• Data in this exercise:
"""

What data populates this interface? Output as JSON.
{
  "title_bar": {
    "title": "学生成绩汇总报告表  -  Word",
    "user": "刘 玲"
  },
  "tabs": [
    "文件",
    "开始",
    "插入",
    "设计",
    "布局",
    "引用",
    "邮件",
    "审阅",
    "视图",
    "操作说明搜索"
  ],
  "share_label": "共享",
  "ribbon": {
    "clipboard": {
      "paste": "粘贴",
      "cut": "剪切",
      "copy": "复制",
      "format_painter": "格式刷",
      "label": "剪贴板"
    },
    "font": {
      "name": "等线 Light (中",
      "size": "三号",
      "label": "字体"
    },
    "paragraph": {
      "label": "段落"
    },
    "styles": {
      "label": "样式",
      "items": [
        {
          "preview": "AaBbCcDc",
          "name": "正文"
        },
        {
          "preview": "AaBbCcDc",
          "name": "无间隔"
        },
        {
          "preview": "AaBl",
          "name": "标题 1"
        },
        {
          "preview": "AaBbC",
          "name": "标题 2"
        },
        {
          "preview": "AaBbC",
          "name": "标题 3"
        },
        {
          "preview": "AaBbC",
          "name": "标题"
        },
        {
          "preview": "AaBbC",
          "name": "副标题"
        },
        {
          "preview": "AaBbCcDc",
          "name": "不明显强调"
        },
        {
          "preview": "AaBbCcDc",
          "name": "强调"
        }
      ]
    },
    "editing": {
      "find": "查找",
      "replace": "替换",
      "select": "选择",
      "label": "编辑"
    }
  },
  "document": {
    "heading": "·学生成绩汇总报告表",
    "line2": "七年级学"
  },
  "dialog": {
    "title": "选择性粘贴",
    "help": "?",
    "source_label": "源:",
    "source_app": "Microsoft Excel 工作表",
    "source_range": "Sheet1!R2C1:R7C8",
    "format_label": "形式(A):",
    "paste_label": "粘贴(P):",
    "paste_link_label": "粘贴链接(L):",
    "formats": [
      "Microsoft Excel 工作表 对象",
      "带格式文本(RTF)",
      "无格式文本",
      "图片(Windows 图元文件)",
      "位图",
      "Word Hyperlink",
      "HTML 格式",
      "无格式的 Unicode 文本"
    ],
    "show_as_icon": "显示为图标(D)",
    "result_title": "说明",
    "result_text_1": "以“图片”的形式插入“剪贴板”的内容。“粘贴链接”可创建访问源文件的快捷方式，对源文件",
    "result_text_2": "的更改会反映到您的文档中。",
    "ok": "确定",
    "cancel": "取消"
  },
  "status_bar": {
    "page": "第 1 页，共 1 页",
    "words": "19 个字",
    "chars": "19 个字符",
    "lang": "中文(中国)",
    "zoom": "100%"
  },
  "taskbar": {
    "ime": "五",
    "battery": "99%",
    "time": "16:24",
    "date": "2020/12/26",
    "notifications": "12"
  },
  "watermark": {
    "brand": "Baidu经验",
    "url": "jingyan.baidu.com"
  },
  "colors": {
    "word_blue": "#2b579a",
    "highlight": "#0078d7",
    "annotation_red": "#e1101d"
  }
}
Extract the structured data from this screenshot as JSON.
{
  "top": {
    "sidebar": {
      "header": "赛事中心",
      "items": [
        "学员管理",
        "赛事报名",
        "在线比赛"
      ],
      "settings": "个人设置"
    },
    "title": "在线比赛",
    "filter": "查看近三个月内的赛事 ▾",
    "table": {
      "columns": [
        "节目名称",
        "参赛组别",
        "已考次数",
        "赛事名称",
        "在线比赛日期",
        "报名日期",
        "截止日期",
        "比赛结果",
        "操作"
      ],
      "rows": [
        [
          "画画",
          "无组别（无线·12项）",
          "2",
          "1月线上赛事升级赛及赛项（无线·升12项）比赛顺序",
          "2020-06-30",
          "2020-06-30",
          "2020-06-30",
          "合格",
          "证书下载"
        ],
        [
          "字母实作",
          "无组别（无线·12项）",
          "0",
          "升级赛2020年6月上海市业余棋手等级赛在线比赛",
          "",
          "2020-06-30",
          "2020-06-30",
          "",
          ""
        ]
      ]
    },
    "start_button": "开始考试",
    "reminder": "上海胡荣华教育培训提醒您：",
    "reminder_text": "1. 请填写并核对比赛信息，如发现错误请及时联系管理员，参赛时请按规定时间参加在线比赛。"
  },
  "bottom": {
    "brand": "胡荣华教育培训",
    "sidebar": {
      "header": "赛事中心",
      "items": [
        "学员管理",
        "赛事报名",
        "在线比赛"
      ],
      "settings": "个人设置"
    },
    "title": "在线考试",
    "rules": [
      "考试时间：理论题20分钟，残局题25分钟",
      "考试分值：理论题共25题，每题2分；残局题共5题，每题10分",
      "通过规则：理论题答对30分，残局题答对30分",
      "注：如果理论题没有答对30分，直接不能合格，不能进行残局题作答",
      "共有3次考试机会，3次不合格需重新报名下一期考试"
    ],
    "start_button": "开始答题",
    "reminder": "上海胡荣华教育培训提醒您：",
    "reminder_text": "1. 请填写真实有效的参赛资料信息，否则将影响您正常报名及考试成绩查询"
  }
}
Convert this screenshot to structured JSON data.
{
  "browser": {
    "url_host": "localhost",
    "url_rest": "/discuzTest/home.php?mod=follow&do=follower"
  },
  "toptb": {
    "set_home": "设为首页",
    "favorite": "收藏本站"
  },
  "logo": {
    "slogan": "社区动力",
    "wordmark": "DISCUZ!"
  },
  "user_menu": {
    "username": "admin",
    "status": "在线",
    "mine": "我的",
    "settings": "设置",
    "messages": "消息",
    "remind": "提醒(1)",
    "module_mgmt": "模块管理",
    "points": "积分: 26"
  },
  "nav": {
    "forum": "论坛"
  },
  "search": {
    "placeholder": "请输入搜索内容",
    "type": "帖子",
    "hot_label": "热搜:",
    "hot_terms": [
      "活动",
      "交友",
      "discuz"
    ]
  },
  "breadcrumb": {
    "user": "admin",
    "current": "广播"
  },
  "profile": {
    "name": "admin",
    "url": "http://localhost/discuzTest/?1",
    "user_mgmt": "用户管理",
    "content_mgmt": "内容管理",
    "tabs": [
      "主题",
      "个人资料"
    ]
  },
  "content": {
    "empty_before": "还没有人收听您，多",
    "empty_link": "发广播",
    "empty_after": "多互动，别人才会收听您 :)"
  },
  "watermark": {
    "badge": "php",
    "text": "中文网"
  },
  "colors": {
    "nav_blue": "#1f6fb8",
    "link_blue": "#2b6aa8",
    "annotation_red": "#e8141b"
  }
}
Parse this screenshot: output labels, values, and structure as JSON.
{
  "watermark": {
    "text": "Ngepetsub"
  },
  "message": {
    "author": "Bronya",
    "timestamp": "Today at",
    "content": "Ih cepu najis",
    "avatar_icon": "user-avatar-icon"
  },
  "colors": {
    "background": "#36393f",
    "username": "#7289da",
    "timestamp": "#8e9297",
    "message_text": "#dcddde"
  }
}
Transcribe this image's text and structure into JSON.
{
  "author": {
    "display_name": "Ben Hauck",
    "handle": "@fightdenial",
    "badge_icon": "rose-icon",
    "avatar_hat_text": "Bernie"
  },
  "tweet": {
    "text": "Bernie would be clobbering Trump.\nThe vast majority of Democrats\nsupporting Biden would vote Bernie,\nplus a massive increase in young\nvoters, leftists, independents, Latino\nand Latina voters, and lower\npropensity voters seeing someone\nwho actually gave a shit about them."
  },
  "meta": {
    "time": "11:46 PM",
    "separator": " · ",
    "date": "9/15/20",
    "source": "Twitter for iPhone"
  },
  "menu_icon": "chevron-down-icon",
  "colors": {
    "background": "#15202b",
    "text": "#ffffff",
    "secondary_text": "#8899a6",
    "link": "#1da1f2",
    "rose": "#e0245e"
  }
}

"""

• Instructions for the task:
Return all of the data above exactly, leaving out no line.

• Written response:
What data populates this interface? Output as JSON.
{
  "title_bar": {
    "title": "学生成绩汇总报告表  -  Word",
    "user": "刘 玲"
  },
  "tabs": [
    "文件",
    "开始",
    "插入",
    "设计",
    "布局",
    "引用",
    "邮件",
    "审阅",
    "视图",
    "操作说明搜索"
  ],
  "share_label": "共享",
  "ribbon": {
    "clipboard": {
      "paste": "粘贴",
      "cut": "剪切",
      "copy": "复制",
      "format_painter": "格式刷",
      "label": "剪贴板"
    },
    "font": {
      "name": "等线 Light (中",
      "size": "三号",
      "label": "字体"
    },
    "paragraph": {
      "label": "段落"
    },
    "styles": {
      "label": "样式",
      "items": [
        {
          "preview": "AaBbCcDc",
          "name": "正文"
        },
        {
          "preview": "AaBbCcDc",
          "name": "无间隔"
        },
        {
          "preview": "AaBl",
          "name": "标题 1"
        },
        {
          "preview": "AaBbC",
          "name": "标题 2"
        },
        {
          "preview": "AaBbC",
          "name": "标题 3"
        },
        {
          "preview": "AaBbC",
          "name": "标题"
        },
        {
          "preview": "AaBbC",
          "name": "副标题"
        },
        {
          "preview": "AaBbCcDc",
          "name": "不明显强调"
        },
        {
          "preview": "AaBbCcDc",
          "name": "强调"
        }
      ]
    },
    "editing": {
      "find": "查找",
      "replace": "替换",
      "select": "选择",
      "label": "编辑"
    }
  },
  "document": {
    "heading": "·学生成绩汇总报告表",
    "line2": "七年级学"
  },
  "dialog": {
    "title": "选择性粘贴",
    "help": "?",
    "source_label": "源:",
    "source_app": "Microsoft Excel 工作表",
    "source_range": "Sheet1!R2C1:R7C8",
    "format_label": "形式(A):",
    "paste_label": "粘贴(P):",
    "paste_link_label": "粘贴链接(L):",
    "formats": [
      "Microsoft Excel 工作表 对象",
      "带格式文本(RTF)",
      "无格式文本",
      "图片(Windows 图元文件)",
      "位图",
      "Word Hyperlink",
      "HTML 格式",
      "无格式的 Unicode 文本"
    ],
    "show_as_icon": "显示为图标(D)",
    "result_title": "说明",
    "result_text_1": "以“图片”的形式插入“剪贴板”的内容。“粘贴链接”可创建访问源文件的快捷方式，对源文件",
    "result_text_2": "的更改会反映到您的文档中。",
    "ok": "确定",
    "cancel": "取消"
  },
  "status_bar": {
    "page": "第 1 页，共 1 页",
    "words": "19 个字",
    "chars": "19 个字符",
    "lang": "中文(中国)",
    "zoom": "100%"
  },
  "taskbar": {
    "ime": "五",
    "battery": "99%",
    "time": "16:24",
    "date": "2020/12/26",
    "notifications": "12"
  },
  "watermark": {
    "brand": "Baidu经验",
    "url": "jingyan.baidu.com"
  },
  "colors": {
    "word_blue": "#2b579a",
    "highlight": "#0078d7",
    "annotation_red": "#e1101d"
  }
}
Extract the structured data from this screenshot as JSON.
{
  "top": {
    "sidebar": {
      "header": "赛事中心",
      "items": [
        "学员管理",
        "赛事报名",
        "在线比赛"
      ],
      "settings": "个人设置"
    },
    "title": "在线比赛",
    "filter": "查看近三个月内的赛事 ▾",
    "table": {
      "columns": [
        "节目名称",
        "参赛组别",
        "已考次数",
        "赛事名称",
        "在线比赛日期",
        "报名日期",
        "截止日期",
        "比赛结果",
        "操作"
      ],
      "rows": [
        [
          "画画",
          "无组别（无线·12项）",
          "2",
          "1月线上赛事升级赛及赛项（无线·升12项）比赛顺序",
          "2020-06-30",
          "2020-06-30",
          "2020-06-30",
          "合格",
          "证书下载"
        ],
        [
          "字母实作",
          "无组别（无线·12项）",
          "0",
          "升级赛2020年6月上海市业余棋手等级赛在线比赛",
          "",
          "2020-06-30",
          "2020-06-30",
          "",
          ""
        ]
      ]
    },
    "start_button": "开始考试",
    "reminder": "上海胡荣华教育培训提醒您：",
    "reminder_text": "1. 请填写并核对比赛信息，如发现错误请及时联系管理员，参赛时请按规定时间参加在线比赛。"
  },
  "bottom": {
    "brand": "胡荣华教育培训",
    "sidebar": {
      "header": "赛事中心",
      "items": [
        "学员管理",
        "赛事报名",
        "在线比赛"
      ],
      "settings": "个人设置"
    },
    "title": "在线考试",
    "rules": [
      "考试时间：理论题20分钟，残局题25分钟",
      "考试分值：理论题共25题，每题2分；残局题共5题，每题10分",
      "通过规则：理论题答对30分，残局题答对30分",
      "注：如果理论题没有答对30分，直接不能合格，不能进行残局题作答",
      "共有3次考试机会，3次不合格需重新报名下一期考试"
    ],
    "start_button": "开始答题",
    "reminder": "上海胡荣华教育培训提醒您：",
    "reminder_text": "1. 请填写真实有效的参赛资料信息，否则将影响您正常报名及考试成绩查询"
  }
}
Convert this screenshot to structured JSON data.
{
  "browser": {
    "url_host": "localhost",
    "url_rest": "/discuzTest/home.php?mod=follow&do=follower"
  },
  "toptb": {
    "set_home": "设为首页",
    "favorite": "收藏本站"
  },
  "logo": {
    "slogan": "社区动力",
    "wordmark": "DISCUZ!"
  },
  "user_menu": {
    "username": "admin",
    "status": "在线",
    "mine": "我的",
    "settings": "设置",
    "messages": "消息",
    "remind": "提醒(1)",
    "module_mgmt": "模块管理",
    "points": "积分: 26"
  },
  "nav": {
    "forum": "论坛"
  },
  "search": {
    "placeholder": "请输入搜索内容",
    "type": "帖子",
    "hot_label": "热搜:",
    "hot_terms": [
      "活动",
      "交友",
      "discuz"
    ]
  },
  "breadcrumb": {
    "user": "admin",
    "current": "广播"
  },
  "profile": {
    "name": "admin",
    "url": "http://localhost/discuzTest/?1",
    "user_mgmt": "用户管理",
    "content_mgmt": "内容管理",
    "tabs": [
      "主题",
      "个人资料"
    ]
  },
  "content": {
    "empty_before": "还没有人收听您，多",
    "empty_link": "发广播",
    "empty_after": "多互动，别人才会收听您 :)"
  },
  "watermark": {
    "badge": "php",
    "text": "中文网"
  },
  "colors": {
    "nav_blue": "#1f6fb8",
    "link_blue": "#2b6aa8",
    "annotation_red": "#e8141b"
  }
}
Parse this screenshot: output labels, values, and structure as JSON.
{
  "watermark": {
    "text": "Ngepetsub"
  },
  "message": {
    "author": "Bronya",
    "timestamp": "Today at",
    "content": "Ih cepu najis",
    "avatar_icon": "user-avatar-icon"
  },
  "colors": {
    "background": "#36393f",
    "username": "#7289da",
    "timestamp": "#8e9297",
    "message_text": "#dcddde"
  }
}
Transcribe this image's text and structure into JSON.
{
  "author": {
    "display_name": "Ben Hauck",
    "handle": "@fightdenial",
    "badge_icon": "rose-icon",
    "avatar_hat_text": "Bernie"
  },
  "tweet": {
    "text": "Bernie would be clobbering Trump.\nThe vast majority of Democrats\nsupporting Biden would vote Bernie,\nplus a massive increase in young\nvoters, leftists, independents, Latino\nand Latina voters, and lower\npropensity voters seeing someone\nwho actually gave a shit about them."
  },
  "meta": {
    "time": "11:46 PM",
    "separator": " · ",
    "date": "9/15/20",
    "source": "Twitter for iPhone"
  },
  "menu_icon": "chevron-down-icon",
  "colors": {
    "background": "#15202b",
    "text": "#ffffff",
    "secondary_text": "#8899a6",
    "link": "#1da1f2",
    "rose": "#e0245e"
  }
}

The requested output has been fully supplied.